◆ TRY IT ◆
What you return must match the records exactly, with every line included.

Component data from apps and pages
━━━━━━━━━━

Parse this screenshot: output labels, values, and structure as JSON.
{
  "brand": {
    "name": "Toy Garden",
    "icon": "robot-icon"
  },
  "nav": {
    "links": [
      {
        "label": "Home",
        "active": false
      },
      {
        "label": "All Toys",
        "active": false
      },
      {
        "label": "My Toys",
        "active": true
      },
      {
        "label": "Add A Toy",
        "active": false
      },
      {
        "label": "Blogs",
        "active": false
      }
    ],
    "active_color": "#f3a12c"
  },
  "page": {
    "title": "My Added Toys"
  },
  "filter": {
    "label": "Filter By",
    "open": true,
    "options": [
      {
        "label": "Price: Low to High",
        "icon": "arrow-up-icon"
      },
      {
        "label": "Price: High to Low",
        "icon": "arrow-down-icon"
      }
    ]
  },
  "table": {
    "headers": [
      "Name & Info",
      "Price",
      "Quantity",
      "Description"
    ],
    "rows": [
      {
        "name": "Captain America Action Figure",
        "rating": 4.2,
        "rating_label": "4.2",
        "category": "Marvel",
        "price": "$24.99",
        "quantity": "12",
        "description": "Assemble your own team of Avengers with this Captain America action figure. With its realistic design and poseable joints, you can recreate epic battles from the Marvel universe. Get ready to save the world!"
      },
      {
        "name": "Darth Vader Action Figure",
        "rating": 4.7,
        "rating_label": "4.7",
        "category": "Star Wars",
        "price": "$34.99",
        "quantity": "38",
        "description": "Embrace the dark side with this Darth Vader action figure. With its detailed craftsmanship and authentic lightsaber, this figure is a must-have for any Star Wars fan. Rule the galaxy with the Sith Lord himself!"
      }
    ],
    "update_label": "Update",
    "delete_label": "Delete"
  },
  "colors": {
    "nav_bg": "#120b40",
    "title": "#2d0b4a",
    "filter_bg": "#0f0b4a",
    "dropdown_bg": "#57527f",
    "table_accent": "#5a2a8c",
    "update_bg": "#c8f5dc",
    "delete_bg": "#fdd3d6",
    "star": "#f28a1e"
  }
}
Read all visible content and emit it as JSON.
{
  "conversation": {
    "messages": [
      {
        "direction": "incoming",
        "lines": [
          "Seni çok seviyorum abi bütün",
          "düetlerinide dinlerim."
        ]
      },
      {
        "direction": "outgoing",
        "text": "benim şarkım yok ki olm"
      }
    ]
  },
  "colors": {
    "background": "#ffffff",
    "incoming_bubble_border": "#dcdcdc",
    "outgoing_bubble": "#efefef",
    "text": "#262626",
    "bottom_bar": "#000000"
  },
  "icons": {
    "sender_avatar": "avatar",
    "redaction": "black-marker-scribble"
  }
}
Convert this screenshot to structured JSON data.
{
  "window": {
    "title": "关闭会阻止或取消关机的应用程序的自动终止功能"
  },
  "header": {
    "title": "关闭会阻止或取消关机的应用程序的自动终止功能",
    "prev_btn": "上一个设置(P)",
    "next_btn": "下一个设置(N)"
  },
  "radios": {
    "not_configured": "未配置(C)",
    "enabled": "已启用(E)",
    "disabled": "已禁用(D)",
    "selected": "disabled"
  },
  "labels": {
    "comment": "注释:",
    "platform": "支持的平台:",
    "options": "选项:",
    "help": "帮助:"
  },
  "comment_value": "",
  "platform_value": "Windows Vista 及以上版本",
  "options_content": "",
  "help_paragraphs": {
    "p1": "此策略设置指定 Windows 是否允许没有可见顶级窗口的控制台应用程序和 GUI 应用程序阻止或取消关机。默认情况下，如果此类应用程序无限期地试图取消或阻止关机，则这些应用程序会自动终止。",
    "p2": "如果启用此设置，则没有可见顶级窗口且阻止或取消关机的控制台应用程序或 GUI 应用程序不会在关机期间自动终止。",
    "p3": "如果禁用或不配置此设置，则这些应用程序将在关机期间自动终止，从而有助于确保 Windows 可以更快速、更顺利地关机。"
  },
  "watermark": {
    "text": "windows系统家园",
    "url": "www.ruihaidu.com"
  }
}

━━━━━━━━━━

◆ COMPLETED TASK ◆
Parse this screenshot: output labels, values, and structure as JSON.
{
  "brand": {
    "name": "Toy Garden",
    "icon": "robot-icon"
  },
  "nav": {
    "links": [
      {
        "label": "Home",
        "active": false
      },
      {
        "label": "All Toys",
        "active": false
      },
      {
        "label": "My Toys",
        "active": true
      },
      {
        "label": "Add A Toy",
        "active": false
      },
      {
        "label": "Blogs",
        "active": false
      }
    ],
    "active_color": "#f3a12c"
  },
  "page": {
    "title": "My Added Toys"
  },
  "filter": {
    "label": "Filter By",
    "open": true,
    "options": [
      {
        "label": "Price: Low to High",
        "icon": "arrow-up-icon"
      },
      {
        "label": "Price: High to Low",
        "icon": "arrow-down-icon"
      }
    ]
  },
  "table": {
    "headers": [
      "Name & Info",
      "Price",
      "Quantity",
      "Description"
    ],
    "rows": [
      {
        "name": "Captain America Action Figure",
        "rating": 4.2,
        "rating_label": "4.2",
        "category": "Marvel",
        "price": "$24.99",
        "quantity": "12",
        "description": "Assemble your own team of Avengers with this Captain America action figure. With its realistic design and poseable joints, you can recreate epic battles from the Marvel universe. Get ready to save the world!"
      },
      {
        "name": "Darth Vader Action Figure",
        "rating": 4.7,
        "rating_label": "4.7",
        "category": "Star Wars",
        "price": "$34.99",
        "quantity": "38",
        "description": "Embrace the dark side with this Darth Vader action figure. With its detailed craftsmanship and authentic lightsaber, this figure is a must-have for any Star Wars fan. Rule the galaxy with the Sith Lord himself!"
      }
    ],
    "update_label": "Update",
    "delete_label": "Delete"
  },
  "colors": {
    "nav_bg": "#120b40",
    "title": "#2d0b4a",
    "filter_bg": "#0f0b4a",
    "dropdown_bg": "#57527f",
    "table_accent": "#5a2a8c",
    "update_bg": "#c8f5dc",
    "delete_bg": "#fdd3d6",
    "star": "#f28a1e"
  }
}
Read all visible content and emit it as JSON.
{
  "conversation": {
    "messages": [
      {
        "direction": "incoming",
        "lines": [
          "Seni çok seviyorum abi bütün",
          "düetlerinide dinlerim."
        ]
      },
      {
        "direction": "outgoing",
        "text": "benim şarkım yok ki olm"
      }
    ]
  },
  "colors": {
    "background": "#ffffff",
    "incoming_bubble_border": "#dcdcdc",
    "outgoing_bubble": "#efefef",
    "text": "#262626",
    "bottom_bar": "#000000"
  },
  "icons": {
    "sender_avatar": "avatar",
    "redaction": "black-marker-scribble"
  }
}
Convert this screenshot to structured JSON data.
{
  "window": {
    "title": "关闭会阻止或取消关机的应用程序的自动终止功能"
  },
  "header": {
    "title": "关闭会阻止或取消关机的应用程序的自动终止功能",
    "prev_btn": "上一个设置(P)",
    "next_btn": "下一个设置(N)"
  },
  "radios": {
    "not_configured": "未配置(C)",
    "enabled": "已启用(E)",
    "disabled": "已禁用(D)",
    "selected": "disabled"
  },
  "labels": {
    "comment": "注释:",
    "platform": "支持的平台:",
    "options": "选项:",
    "help": "帮助:"
  },
  "comment_value": "",
  "platform_value": "Windows Vista 及以上版本",
  "options_content": "",
  "help_paragraphs": {
    "p1": "此策略设置指定 Windows 是否允许没有可见顶级窗口的控制台应用程序和 GUI 应用程序阻止或取消关机。默认情况下，如果此类应用程序无限期地试图取消或阻止关机，则这些应用程序会自动终止。",
    "p2": "如果启用此设置，则没有可见顶级窗口且阻止或取消关机的控制台应用程序或 GUI 应用程序不会在关机期间自动终止。",
    "p3": "如果禁用或不配置此设置，则这些应用程序将在关机期间自动终止，从而有助于确保 Windows 可以更快速、更顺利地关机。"
  },
  "watermark": {
    "text": "windows系统家园",
    "url": "www.ruihaidu.com"
  }
}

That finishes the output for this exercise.